In recent years, the popularity and availability of Japanese films in the West—including but not limited to those belonging to the animation and horror genres—have resulted in new, more diverse audiences for some of the most critically acclaimed and thoroughly entertaining films ever made. Reading a Japanese Film, written by a pioneer of Japanese film studies in the United States, provides many of these viewers with the necessary tools to construct a deeper understanding of Japanese cinema. In her introduction, Keiko McDonald presents a historical overview for those with little or no knowledge of Japanese cinema and outlines a unified approach to film analysis. Sixteen "readings" of films currently available on DVD with English subtitles put theory into practice as she considers a wide range of work, from familiar classics by Yasujiro Ozu (Floating Weeds), Kenji Mizoguchi (Sisters of Gion), and Akira Kurosawa (Drunken Angel), to the films of a younger generation of directors, including Hirokazu Koreeda’s Maboroshi, Yoshimitsu Morita’s The Family Game, Takeshi Kitano’s Kids Return, and Naomi Kawase’s Suzaku. Specific genres are also represented. Shiro Toyoda’s melodramatic The Mistress adapts a work of Japanese literature. Kaneto Shindo’s Onibaba is a horror film with socio-political overtones. My Neighbor Totoro is a beloved anime by Oscar-winner Hayao Miyazaki. The Japanese commitment to period film is examined via Hiroshi Inagaki’s classic Musashi trilogy. Suitably analytic yet thoroughly accessible, this work will become a staple of Asian film studies courses and enrich any cinema lover’s appreciation of Japanese film.
- Paperback: 308 pages
- Publisher: University of Hawaii Press; annotated edition edition (January 1, 2006)

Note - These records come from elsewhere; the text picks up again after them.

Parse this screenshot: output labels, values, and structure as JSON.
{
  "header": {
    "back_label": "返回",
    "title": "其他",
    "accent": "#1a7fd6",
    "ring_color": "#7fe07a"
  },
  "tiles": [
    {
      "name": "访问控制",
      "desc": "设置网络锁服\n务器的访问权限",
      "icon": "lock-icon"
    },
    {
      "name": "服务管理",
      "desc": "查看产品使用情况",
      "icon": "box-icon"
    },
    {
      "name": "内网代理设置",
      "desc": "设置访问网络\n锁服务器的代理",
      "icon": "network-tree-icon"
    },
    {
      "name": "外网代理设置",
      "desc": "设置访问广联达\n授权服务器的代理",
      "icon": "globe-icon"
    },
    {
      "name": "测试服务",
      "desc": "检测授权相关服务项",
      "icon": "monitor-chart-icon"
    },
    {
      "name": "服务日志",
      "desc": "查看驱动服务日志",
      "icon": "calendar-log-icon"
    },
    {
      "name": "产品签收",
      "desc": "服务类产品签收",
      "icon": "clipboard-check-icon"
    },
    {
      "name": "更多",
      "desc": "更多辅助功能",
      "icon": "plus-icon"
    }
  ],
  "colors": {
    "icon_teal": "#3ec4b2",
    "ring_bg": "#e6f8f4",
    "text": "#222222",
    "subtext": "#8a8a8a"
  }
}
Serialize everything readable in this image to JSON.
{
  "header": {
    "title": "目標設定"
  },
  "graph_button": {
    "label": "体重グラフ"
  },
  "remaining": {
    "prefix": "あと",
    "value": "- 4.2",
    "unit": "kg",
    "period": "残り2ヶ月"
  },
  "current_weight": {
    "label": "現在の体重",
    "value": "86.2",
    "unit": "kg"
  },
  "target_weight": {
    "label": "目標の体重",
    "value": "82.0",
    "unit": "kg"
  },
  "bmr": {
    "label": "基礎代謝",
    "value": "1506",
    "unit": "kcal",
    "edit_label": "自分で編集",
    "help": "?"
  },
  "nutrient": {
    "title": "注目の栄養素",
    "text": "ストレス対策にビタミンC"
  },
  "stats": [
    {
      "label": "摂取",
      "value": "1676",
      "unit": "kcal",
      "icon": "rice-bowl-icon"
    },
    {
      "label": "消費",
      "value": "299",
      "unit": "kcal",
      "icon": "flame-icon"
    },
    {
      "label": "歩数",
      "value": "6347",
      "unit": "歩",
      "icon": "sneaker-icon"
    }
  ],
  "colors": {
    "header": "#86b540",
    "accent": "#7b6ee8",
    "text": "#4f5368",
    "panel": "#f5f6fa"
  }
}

- Language: English
- ISBN-10: 082482993X
- ISBN-13: 978-0824829933
- Product Dimensions: 6 x 0.7 x 9 inches
- Shipping Weight: 3.2 pounds